Consider

an uncharged particle

moving along a

closed field line

of

the

vector

potential,

and

assume

that the

space-time trajectory

of

this

particle

is

a geodesic

in

Weyl’s theory.

For

every

revolution

of

the

particle

around the closed

loop,

an

amount of work is

done

that is

given by

the

loop integral

of the vector

potential.

After

every revo-

lution, the initial situation will be

restored, yet

the

system

has

gained energy.

[11]One of

the

attempts

to

give a

unified treatment of the

"gravitation

terms" and the "A-terms" that

Einstein

may

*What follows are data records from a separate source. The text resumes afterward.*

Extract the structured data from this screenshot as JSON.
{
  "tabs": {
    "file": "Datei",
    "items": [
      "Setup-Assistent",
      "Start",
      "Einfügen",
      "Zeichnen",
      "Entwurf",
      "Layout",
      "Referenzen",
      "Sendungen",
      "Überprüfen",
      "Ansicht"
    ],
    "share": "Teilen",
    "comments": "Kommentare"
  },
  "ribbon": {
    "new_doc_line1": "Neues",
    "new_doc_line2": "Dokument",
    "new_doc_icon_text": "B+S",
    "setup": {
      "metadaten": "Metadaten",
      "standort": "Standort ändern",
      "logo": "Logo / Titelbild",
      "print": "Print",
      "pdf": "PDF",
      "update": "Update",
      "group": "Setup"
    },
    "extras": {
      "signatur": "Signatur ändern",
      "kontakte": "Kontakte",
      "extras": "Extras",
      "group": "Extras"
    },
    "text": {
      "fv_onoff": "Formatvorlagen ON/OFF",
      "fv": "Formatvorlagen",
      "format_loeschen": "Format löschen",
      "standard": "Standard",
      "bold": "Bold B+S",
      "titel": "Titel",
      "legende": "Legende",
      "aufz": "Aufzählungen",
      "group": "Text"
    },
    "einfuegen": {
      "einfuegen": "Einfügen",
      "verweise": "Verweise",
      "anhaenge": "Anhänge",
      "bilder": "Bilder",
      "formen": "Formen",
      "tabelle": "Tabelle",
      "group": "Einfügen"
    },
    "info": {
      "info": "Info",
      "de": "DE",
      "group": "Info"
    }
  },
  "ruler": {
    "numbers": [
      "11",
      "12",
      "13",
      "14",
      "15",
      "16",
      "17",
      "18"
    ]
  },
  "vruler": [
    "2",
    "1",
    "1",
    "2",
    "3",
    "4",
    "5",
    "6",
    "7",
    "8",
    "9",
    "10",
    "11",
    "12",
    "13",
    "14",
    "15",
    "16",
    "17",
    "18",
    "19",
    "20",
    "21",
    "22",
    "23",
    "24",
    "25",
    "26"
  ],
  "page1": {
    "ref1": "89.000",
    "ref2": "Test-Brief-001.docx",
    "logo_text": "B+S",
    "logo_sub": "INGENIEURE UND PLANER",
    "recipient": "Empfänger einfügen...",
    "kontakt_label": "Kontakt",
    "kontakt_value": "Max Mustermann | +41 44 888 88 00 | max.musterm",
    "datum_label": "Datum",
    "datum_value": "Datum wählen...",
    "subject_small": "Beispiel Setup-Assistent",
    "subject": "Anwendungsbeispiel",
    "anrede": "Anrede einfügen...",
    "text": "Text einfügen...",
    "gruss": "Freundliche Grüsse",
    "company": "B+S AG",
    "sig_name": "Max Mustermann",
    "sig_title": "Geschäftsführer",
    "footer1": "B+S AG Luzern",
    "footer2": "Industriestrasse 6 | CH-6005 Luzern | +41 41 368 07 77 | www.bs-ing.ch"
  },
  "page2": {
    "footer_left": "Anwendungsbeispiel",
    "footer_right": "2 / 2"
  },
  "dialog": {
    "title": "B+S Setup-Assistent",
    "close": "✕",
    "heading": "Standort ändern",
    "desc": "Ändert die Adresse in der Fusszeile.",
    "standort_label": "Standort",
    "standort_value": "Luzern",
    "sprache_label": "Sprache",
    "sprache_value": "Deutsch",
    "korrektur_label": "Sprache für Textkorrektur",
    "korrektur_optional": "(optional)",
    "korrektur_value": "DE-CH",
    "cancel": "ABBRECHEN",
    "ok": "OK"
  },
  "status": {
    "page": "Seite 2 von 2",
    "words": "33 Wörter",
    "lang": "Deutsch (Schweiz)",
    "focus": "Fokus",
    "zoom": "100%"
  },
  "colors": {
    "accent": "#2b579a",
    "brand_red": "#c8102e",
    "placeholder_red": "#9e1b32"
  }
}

have had in mind here is the

suggestion

that he made in Doc. 591 and retracted in

Doc. 604:

to

introduce the

cosmological

constant

as a

constant

of

integration

rather

than

as a

universal

constant

of

nature.

[12]On

Charles St. John’s

measurements,

see

Doc.

619, note 19.

[13]Erwin

Freundlich

inspected

the construction

of

such

an oven

at

the firm Badische Anilin- und

Sodafabrik in

Ludwigshafen a

year

later

(see

Erwin

Freundlich

to Einstein, 15

September

1919 and

3

October

1919).

[14]Einstein

had informed Heinrich

Zangger

and

Edgar Meyer

of

his refusal in

mid-August

(see

Docs. 601 and

602).

[15]Weyl

had,

in

mid-September, explained

that he had declined the

position

at

the

University

of

Breslau for

reasons

of

health

(see

Doc.

619).

[16]A

month

earlier,

Einstein had written that he considered

Weyl

the

superior

lecturer

(see

Doc.

597).

[17]The

winter

semester at

the

University

of

Berlin

began on

30

September

(see

Doc.

631, note

2).

627.

From Eduard

Study

Bonn,

Argelanderstrasse

126 27. 9. 1918

Hochgeehrter

Herr

College,

Ihr niedlcher

zweiter Brief

hat

mir

ebenfalls viel

Vergnügen

bereitet.[1] Vielen

Dank

dafür,

wie

auch

für die freundliche

Übersendung

Ihres

Büchleins,

das ich

gleich gelesen

habe.[2]

Das Meiste kannte ich

schon,

muss es

aber natürlich

später

noch

gründlicher

studieren.

Aber

warum

fürchteten

Sie,

mir wehe

zu

thun?

Jeder

vernünftige

Autor

freut sich doch

einer

vernünftigen

Kritik,

aus

der

er

lernen kann.